----- Data listing -----

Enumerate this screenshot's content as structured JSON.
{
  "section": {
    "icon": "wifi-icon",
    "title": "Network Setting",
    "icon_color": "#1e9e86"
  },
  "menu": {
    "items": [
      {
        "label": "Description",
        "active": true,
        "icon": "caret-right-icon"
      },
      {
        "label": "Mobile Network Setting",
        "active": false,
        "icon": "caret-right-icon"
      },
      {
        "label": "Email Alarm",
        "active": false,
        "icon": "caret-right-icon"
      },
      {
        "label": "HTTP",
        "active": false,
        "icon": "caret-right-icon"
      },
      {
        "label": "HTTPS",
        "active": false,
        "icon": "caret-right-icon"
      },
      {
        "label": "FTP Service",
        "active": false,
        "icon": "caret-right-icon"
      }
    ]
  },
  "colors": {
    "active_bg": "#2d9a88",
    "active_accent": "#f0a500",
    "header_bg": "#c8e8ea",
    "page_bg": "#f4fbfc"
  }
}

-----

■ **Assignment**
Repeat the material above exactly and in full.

■ **Response box**
Enumerate this screenshot's content as structured JSON.
{
  "section": {
    "icon": "wifi-icon",
    "title": "Network Setting",
    "icon_color": "#1e9e86"
  },
  "menu": {
    "items": [
      {
        "label": "Description",
        "active": true,
        "icon": "caret-right-icon"
      },
      {
        "label": "Mobile Network Setting",
        "active": false,
        "icon": "caret-right-icon"
      },
      {
        "label": "Email Alarm",
        "active": false,
        "icon": "caret-right-icon"
      },
      {
        "label": "HTTP",
        "active": false,
        "icon": "caret-right-icon"
      },
      {
        "label": "HTTPS",
        "active": false,
        "icon": "caret-right-icon"
      },
      {
        "label": "FTP Service",
        "active": false,
        "icon": "caret-right-icon"
      }
    ]
  },
  "colors": {
    "active_bg": "#2d9a88",
    "active_accent": "#f0a500",
    "header_bg": "#c8e8ea",
    "page_bg": "#f4fbfc"
  }
}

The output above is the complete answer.